Brief — Restate the records below word for word, and omit the images they hold.

[Dataset items]
^^^^

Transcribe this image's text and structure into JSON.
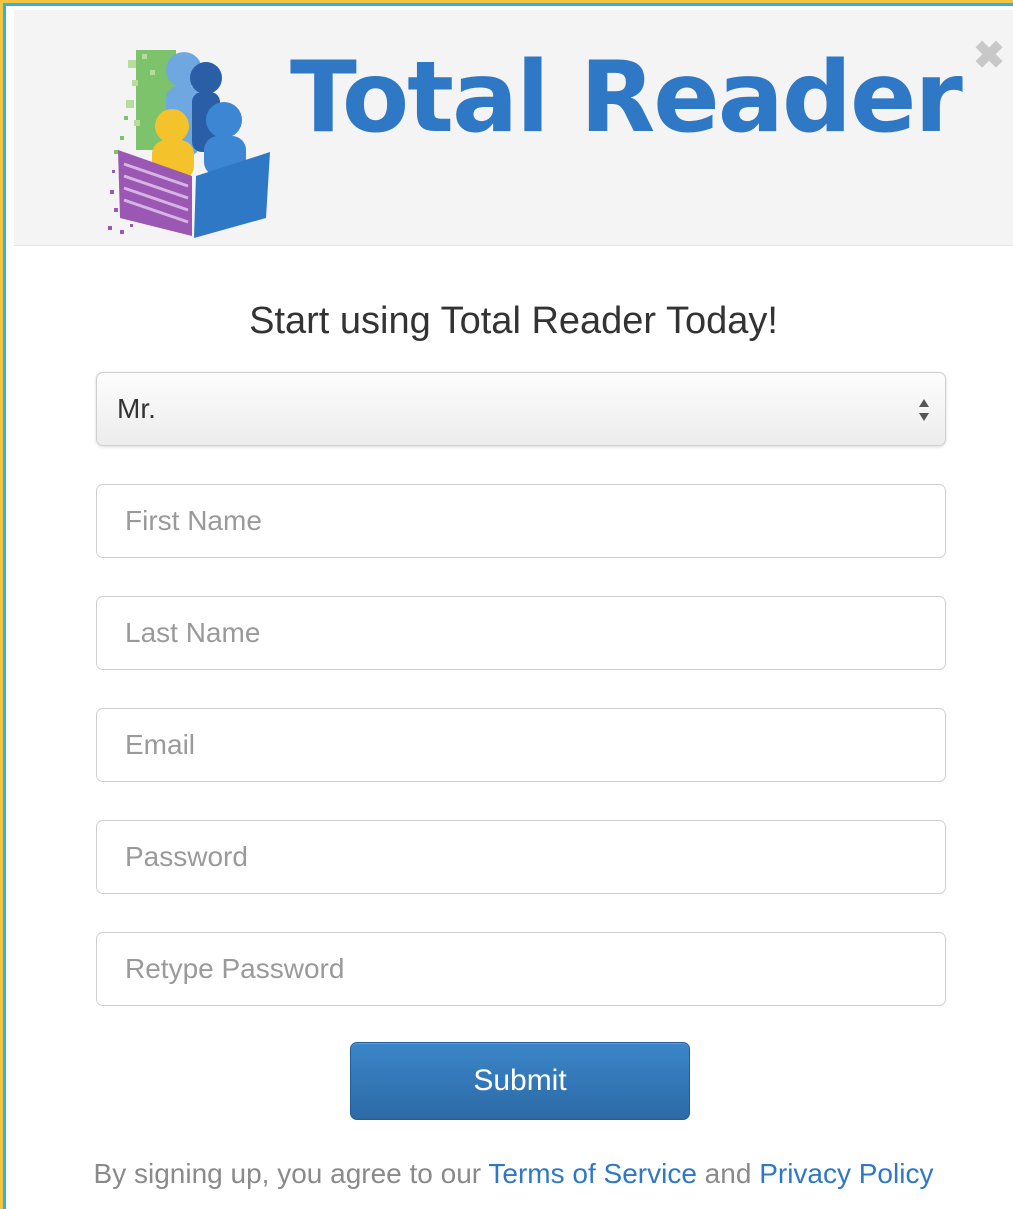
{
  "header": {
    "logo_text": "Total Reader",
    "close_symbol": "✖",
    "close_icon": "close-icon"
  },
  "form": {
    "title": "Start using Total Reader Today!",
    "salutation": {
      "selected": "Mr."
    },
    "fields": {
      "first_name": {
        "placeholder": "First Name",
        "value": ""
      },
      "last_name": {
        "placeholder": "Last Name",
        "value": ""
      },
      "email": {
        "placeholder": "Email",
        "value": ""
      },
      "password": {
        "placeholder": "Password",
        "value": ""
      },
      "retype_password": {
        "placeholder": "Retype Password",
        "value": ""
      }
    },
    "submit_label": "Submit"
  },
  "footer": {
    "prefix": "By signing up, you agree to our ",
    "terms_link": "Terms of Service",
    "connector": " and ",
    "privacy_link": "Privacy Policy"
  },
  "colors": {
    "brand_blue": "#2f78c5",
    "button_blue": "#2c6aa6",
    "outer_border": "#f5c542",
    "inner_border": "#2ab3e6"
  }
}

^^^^

Finished task —
Transcribe this image's text and structure into JSON.
{
  "header": {
    "logo_text": "Total Reader",
    "close_symbol": "✖",
    "close_icon": "close-icon"
  },
  "form": {
    "title": "Start using Total Reader Today!",
    "salutation": {
      "selected": "Mr."
    },
    "fields": {
      "first_name": {
        "placeholder": "First Name",
        "value": ""
      },
      "last_name": {
        "placeholder": "Last Name",
        "value": ""
      },
      "email": {
        "placeholder": "Email",
        "value": ""
      },
      "password": {
        "placeholder": "Password",
        "value": ""
      },
      "retype_password": {
        "placeholder": "Retype Password",
        "value": ""
      }
    },
    "submit_label": "Submit"
  },
  "footer": {
    "prefix": "By signing up, you agree to our ",
    "terms_link": "Terms of Service",
    "connector": " and ",
    "privacy_link": "Privacy Policy"
  },
  "colors": {
    "brand_blue": "#2f78c5",
    "button_blue": "#2c6aa6",
    "outer_border": "#f5c542",
    "inner_border": "#2ab3e6"
  }
}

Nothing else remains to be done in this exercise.